INPUT FOR THIS TASK section start

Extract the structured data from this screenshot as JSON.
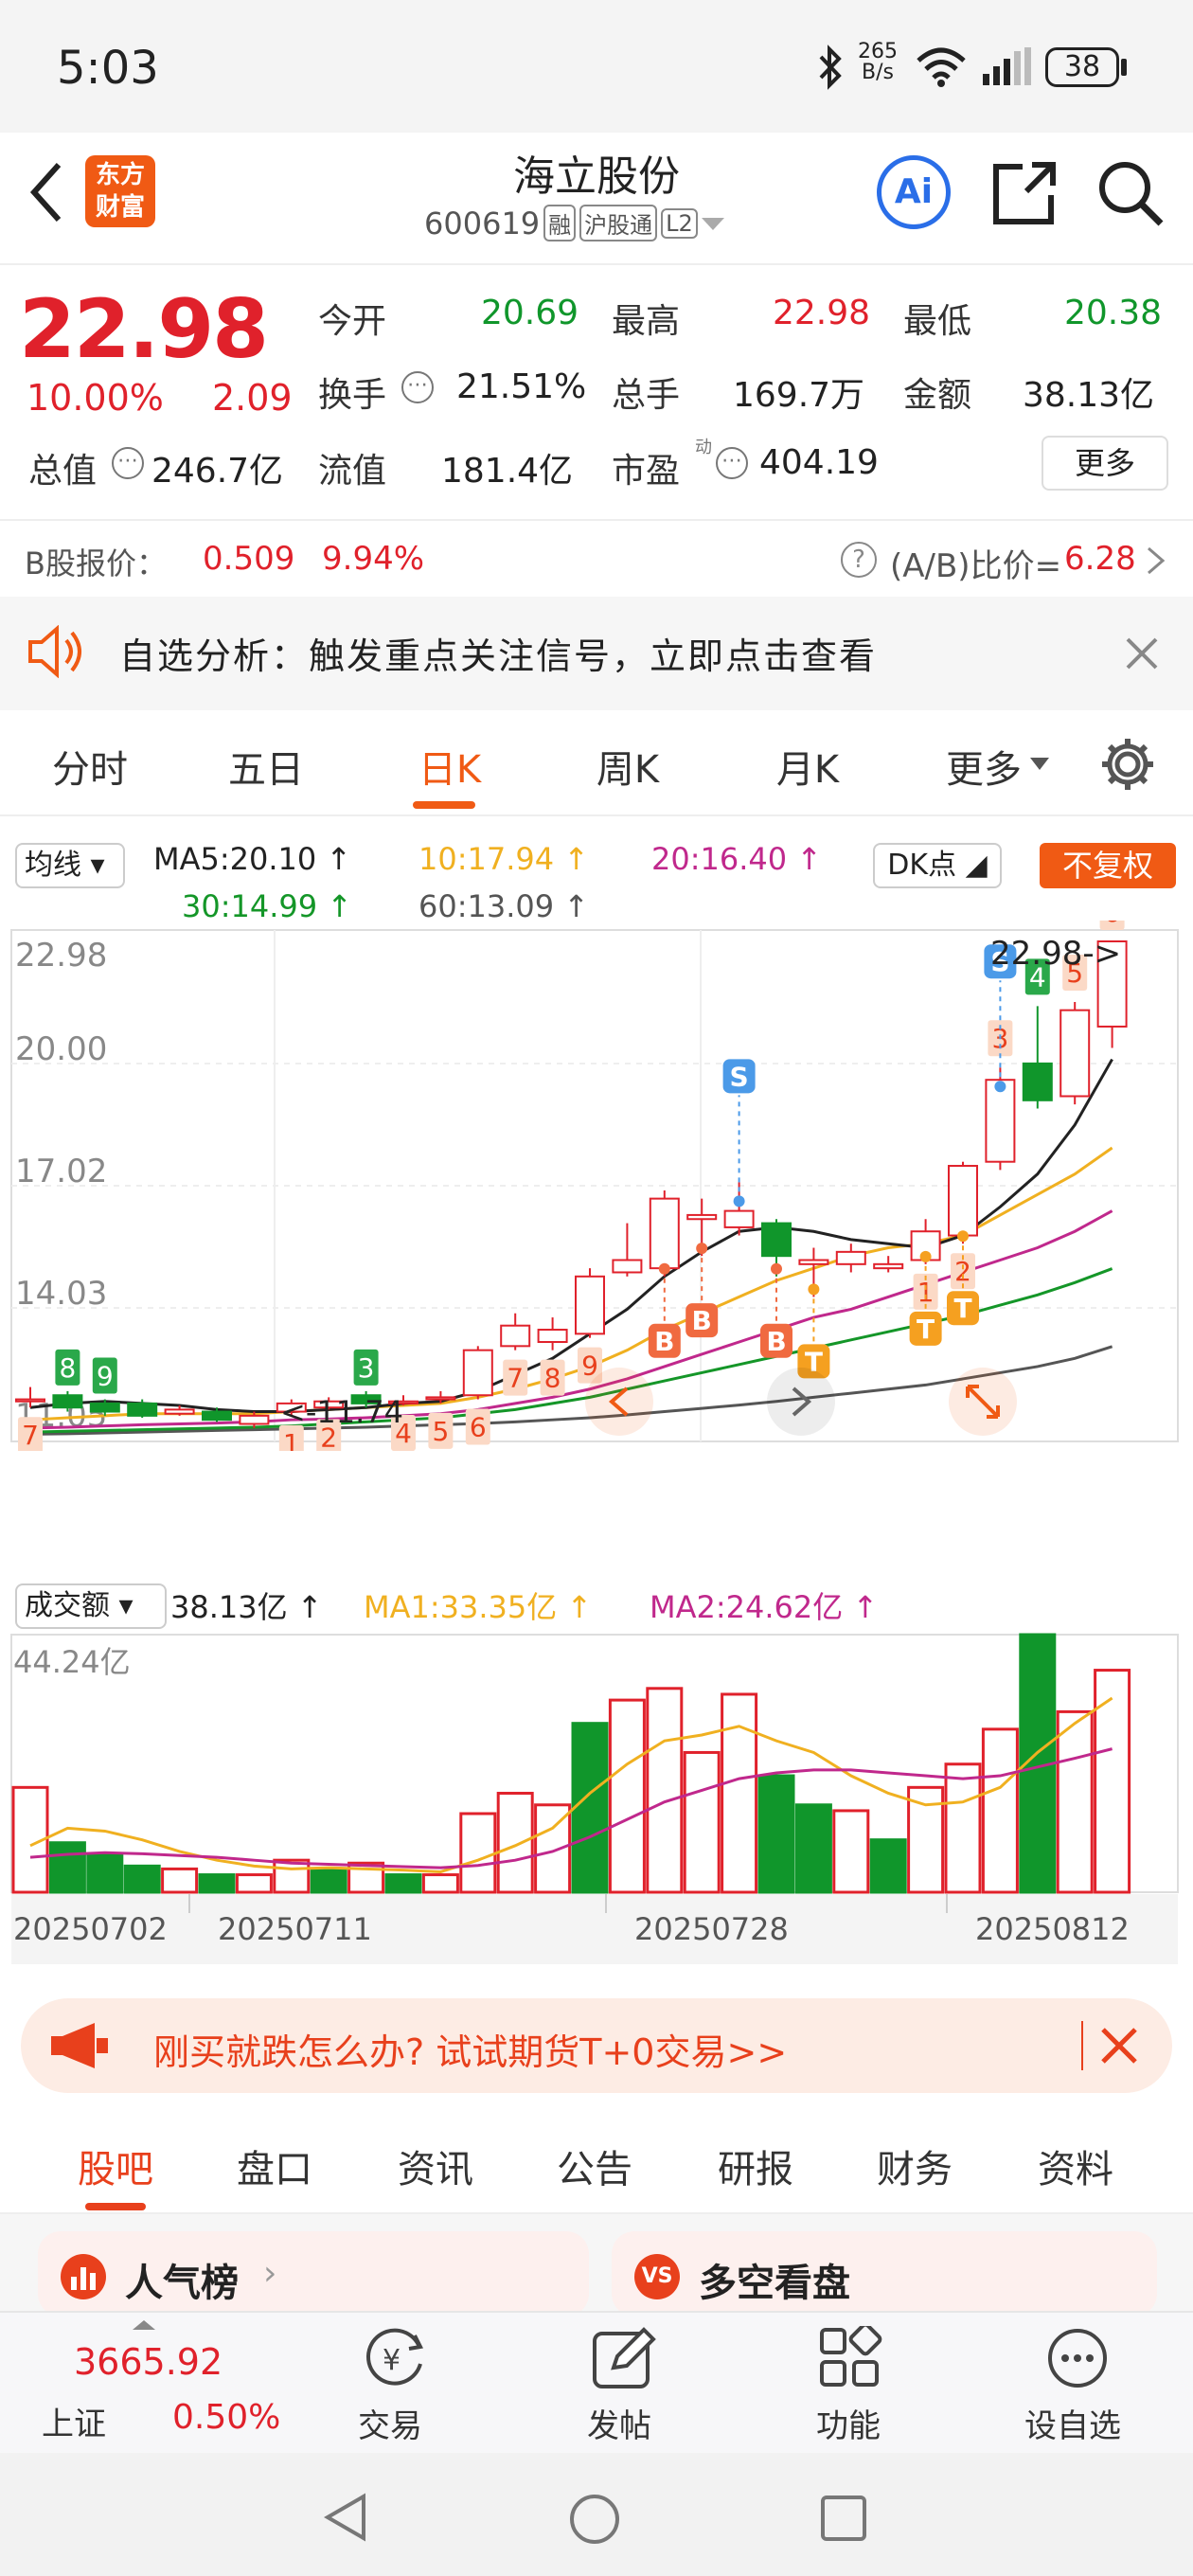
{
  "status": {
    "time": "5:03",
    "net_speed_top": "265",
    "net_speed_unit": "B/s",
    "battery": "38"
  },
  "header": {
    "title": "海立股份",
    "code": "600619",
    "badge_rong": "融",
    "badge_hgt": "沪股通",
    "badge_l2": "L2",
    "logo_line1": "东方",
    "logo_line2": "财富",
    "ai_label": "Ai"
  },
  "quote": {
    "price": "22.98",
    "pct": "10.00%",
    "chg": "2.09",
    "open_label": "今开",
    "open": "20.69",
    "high_label": "最高",
    "high": "22.98",
    "low_label": "最低",
    "low": "20.38",
    "turnover_label": "换手",
    "turnover": "21.51%",
    "volume_label": "总手",
    "volume": "169.7万",
    "amount_label": "金额",
    "amount": "38.13亿",
    "mktcap_label": "总值",
    "mktcap": "246.7亿",
    "float_label": "流值",
    "float": "181.4亿",
    "pe_label": "市盈",
    "pe_sup": "动",
    "pe": "404.19",
    "more": "更多",
    "b_label": "B股报价：",
    "b_price": "0.509",
    "b_pct": "9.94%",
    "ab_label": "(A/B)比价=",
    "ab_value": "6.28"
  },
  "notice": {
    "text": "自选分析：触发重点关注信号，立即点击查看"
  },
  "period_tabs": [
    "分时",
    "五日",
    "日K",
    "周K",
    "月K",
    "更多"
  ],
  "period_active": 2,
  "ma": {
    "selector": "均线",
    "ma5": "MA5:20.10",
    "ma10": "10:17.94",
    "ma20": "20:16.40",
    "ma30": "30:14.99",
    "ma60": "60:13.09",
    "dk": "DK点",
    "fq": "不复权",
    "c5": "#222222",
    "c10": "#f0b020",
    "c20": "#c0288c",
    "c30": "#149628",
    "c60": "#555555"
  },
  "chart_data": [
    {
      "type": "candlestick",
      "y_ticks": [
        "22.98",
        "20.00",
        "17.02",
        "14.03",
        "11.05"
      ],
      "ylim": [
        11.05,
        22.98
      ],
      "last_price_label": "22.98",
      "min_label": "11.74",
      "candles": [
        {
          "o": 11.75,
          "c": 11.8,
          "h": 12.1,
          "l": 11.6
        },
        {
          "o": 11.9,
          "c": 11.6,
          "h": 12.0,
          "l": 11.5
        },
        {
          "o": 11.7,
          "c": 11.5,
          "h": 11.8,
          "l": 11.4
        },
        {
          "o": 11.7,
          "c": 11.4,
          "h": 11.8,
          "l": 11.35
        },
        {
          "o": 11.45,
          "c": 11.55,
          "h": 11.65,
          "l": 11.4
        },
        {
          "o": 11.5,
          "c": 11.3,
          "h": 11.6,
          "l": 11.25
        },
        {
          "o": 11.2,
          "c": 11.4,
          "h": 11.5,
          "l": 11.1
        },
        {
          "o": 11.5,
          "c": 11.7,
          "h": 11.8,
          "l": 11.4
        },
        {
          "o": 11.6,
          "c": 11.75,
          "h": 11.85,
          "l": 11.55
        },
        {
          "o": 11.9,
          "c": 11.7,
          "h": 12.0,
          "l": 11.6
        },
        {
          "o": 11.7,
          "c": 11.75,
          "h": 11.9,
          "l": 11.65
        },
        {
          "o": 11.8,
          "c": 11.85,
          "h": 12.0,
          "l": 11.7
        },
        {
          "o": 11.9,
          "c": 13.0,
          "h": 13.1,
          "l": 11.8
        },
        {
          "o": 13.1,
          "c": 13.6,
          "h": 13.9,
          "l": 13.0
        },
        {
          "o": 13.2,
          "c": 13.5,
          "h": 13.8,
          "l": 13.0
        },
        {
          "o": 13.4,
          "c": 14.8,
          "h": 15.0,
          "l": 13.3
        },
        {
          "o": 14.9,
          "c": 15.2,
          "h": 16.1,
          "l": 14.8
        },
        {
          "o": 15.0,
          "c": 16.7,
          "h": 16.9,
          "l": 14.8
        },
        {
          "o": 16.2,
          "c": 16.3,
          "h": 16.7,
          "l": 15.3
        },
        {
          "o": 16.0,
          "c": 16.4,
          "h": 17.1,
          "l": 15.8
        },
        {
          "o": 16.1,
          "c": 15.3,
          "h": 16.2,
          "l": 14.8
        },
        {
          "o": 15.1,
          "c": 15.2,
          "h": 15.5,
          "l": 14.3
        },
        {
          "o": 15.1,
          "c": 15.4,
          "h": 15.6,
          "l": 14.9
        },
        {
          "o": 15.0,
          "c": 15.1,
          "h": 15.3,
          "l": 14.9
        },
        {
          "o": 15.2,
          "c": 15.9,
          "h": 16.2,
          "l": 15.1
        },
        {
          "o": 15.8,
          "c": 17.5,
          "h": 17.6,
          "l": 15.6
        },
        {
          "o": 17.6,
          "c": 19.6,
          "h": 19.9,
          "l": 17.4
        },
        {
          "o": 20.0,
          "c": 19.1,
          "h": 21.4,
          "l": 18.9
        },
        {
          "o": 19.2,
          "c": 21.3,
          "h": 21.5,
          "l": 19.0
        },
        {
          "o": 20.9,
          "c": 22.98,
          "h": 22.98,
          "l": 20.38
        }
      ],
      "ma5": [
        11.6,
        11.7,
        11.75,
        11.7,
        11.65,
        11.55,
        11.5,
        11.5,
        11.55,
        11.6,
        11.7,
        11.75,
        12.0,
        12.4,
        12.8,
        13.4,
        14.0,
        14.8,
        15.4,
        15.9,
        16.0,
        15.9,
        15.7,
        15.6,
        15.5,
        15.8,
        16.5,
        17.3,
        18.5,
        20.1
      ],
      "ma10": [
        11.3,
        11.35,
        11.4,
        11.45,
        11.45,
        11.45,
        11.45,
        11.5,
        11.55,
        11.6,
        11.65,
        11.7,
        11.85,
        12.05,
        12.3,
        12.6,
        13.0,
        13.5,
        13.9,
        14.3,
        14.7,
        15.0,
        15.3,
        15.5,
        15.6,
        15.8,
        16.3,
        16.8,
        17.3,
        17.94
      ],
      "ma20": [
        11.1,
        11.12,
        11.15,
        11.18,
        11.2,
        11.22,
        11.25,
        11.3,
        11.32,
        11.35,
        11.4,
        11.45,
        11.55,
        11.7,
        11.85,
        12.05,
        12.3,
        12.6,
        12.9,
        13.2,
        13.5,
        13.8,
        14.0,
        14.3,
        14.6,
        14.9,
        15.2,
        15.5,
        15.9,
        16.4
      ],
      "ma30": [
        11.0,
        11.02,
        11.04,
        11.06,
        11.08,
        11.1,
        11.12,
        11.15,
        11.2,
        11.25,
        11.3,
        11.35,
        11.45,
        11.55,
        11.7,
        11.85,
        12.05,
        12.25,
        12.45,
        12.65,
        12.85,
        13.05,
        13.25,
        13.45,
        13.65,
        13.85,
        14.1,
        14.35,
        14.65,
        14.99
      ],
      "ma60": [
        10.95,
        10.96,
        10.98,
        11.0,
        11.02,
        11.04,
        11.06,
        11.08,
        11.1,
        11.12,
        11.15,
        11.18,
        11.21,
        11.25,
        11.3,
        11.35,
        11.42,
        11.5,
        11.58,
        11.66,
        11.75,
        11.85,
        11.95,
        12.05,
        12.15,
        12.3,
        12.45,
        12.6,
        12.8,
        13.09
      ],
      "count_labels": [
        {
          "i": 0,
          "t": "7"
        },
        {
          "i": 1,
          "t": "8"
        },
        {
          "i": 2,
          "t": "9"
        },
        {
          "i": 7,
          "t": "1"
        },
        {
          "i": 8,
          "t": "2"
        },
        {
          "i": 9,
          "t": "3"
        },
        {
          "i": 10,
          "t": "4"
        },
        {
          "i": 11,
          "t": "5"
        },
        {
          "i": 12,
          "t": "6"
        },
        {
          "i": 13,
          "t": "7"
        },
        {
          "i": 14,
          "t": "8"
        },
        {
          "i": 15,
          "t": "9"
        },
        {
          "i": 24,
          "t": "1"
        },
        {
          "i": 25,
          "t": "2"
        },
        {
          "i": 26,
          "t": "3"
        },
        {
          "i": 27,
          "t": "4"
        },
        {
          "i": 28,
          "t": "5"
        },
        {
          "i": 29,
          "t": "6"
        }
      ],
      "signals": [
        {
          "i": 17,
          "t": "B"
        },
        {
          "i": 18,
          "t": "B"
        },
        {
          "i": 20,
          "t": "B"
        },
        {
          "i": 21,
          "t": "T"
        },
        {
          "i": 24,
          "t": "T"
        },
        {
          "i": 25,
          "t": "T"
        },
        {
          "i": 19,
          "t": "S"
        },
        {
          "i": 26,
          "t": "S"
        }
      ]
    },
    {
      "type": "bar",
      "label": "成交额",
      "current": "38.13亿",
      "ma1": "MA1:33.35亿",
      "ma2": "MA2:24.62亿",
      "max_label": "44.24亿",
      "ylim": [
        0,
        44.24
      ],
      "x_ticks": [
        "20250702",
        "20250711",
        "20250728",
        "20250812"
      ],
      "values": [
        18,
        8.5,
        6.5,
        4.5,
        4,
        3,
        3,
        5.5,
        4,
        5,
        3,
        3,
        13.5,
        17,
        15,
        29,
        33,
        35,
        24,
        34,
        20,
        15,
        14,
        9,
        18,
        22,
        28,
        44.24,
        31,
        38.13
      ],
      "up": [
        true,
        false,
        false,
        false,
        true,
        false,
        true,
        true,
        false,
        true,
        false,
        true,
        true,
        true,
        true,
        false,
        true,
        true,
        true,
        true,
        false,
        false,
        true,
        false,
        true,
        true,
        true,
        false,
        true,
        true
      ],
      "ma1_values": [
        8,
        11,
        10.5,
        9,
        7,
        5.5,
        4.5,
        4,
        4.2,
        4,
        3.8,
        3.5,
        5.5,
        8,
        11,
        17,
        22,
        26,
        27,
        28.5,
        26,
        24,
        20,
        17,
        15,
        15.5,
        18,
        24,
        29,
        33.35
      ],
      "ma2_values": [
        6,
        6.5,
        6.8,
        6.6,
        6.3,
        6,
        5.5,
        5,
        4.8,
        4.6,
        4.4,
        4.2,
        4.6,
        5.5,
        7,
        9.5,
        12.5,
        15.5,
        17.5,
        19.5,
        20.5,
        21,
        21,
        20.5,
        20,
        19.5,
        20,
        21.5,
        23,
        24.62
      ]
    }
  ],
  "promo": {
    "text": "刚买就跌怎么办? 试试期货T+0交易>>"
  },
  "section_tabs": [
    "股吧",
    "盘口",
    "资讯",
    "公告",
    "研报",
    "财务",
    "资料"
  ],
  "section_active": 0,
  "cards": [
    {
      "label": "人气榜"
    },
    {
      "label": "多空看盘",
      "badge": "VS"
    }
  ],
  "bottom_nav": {
    "index_value": "3665.92",
    "index_name": "上证",
    "index_pct": "0.50%",
    "trade": "交易",
    "post": "发帖",
    "func": "功能",
    "watch": "设自选"
  },
  "colors": {
    "up": "#e0212b",
    "down": "#10962b",
    "accent": "#f05a14"
  }
}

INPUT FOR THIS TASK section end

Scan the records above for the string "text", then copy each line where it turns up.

    "text": "自选分析：触发重点关注信号，立即点击查看"
    "text": "刚买就跌怎么办? 试试期货T+0交易>>"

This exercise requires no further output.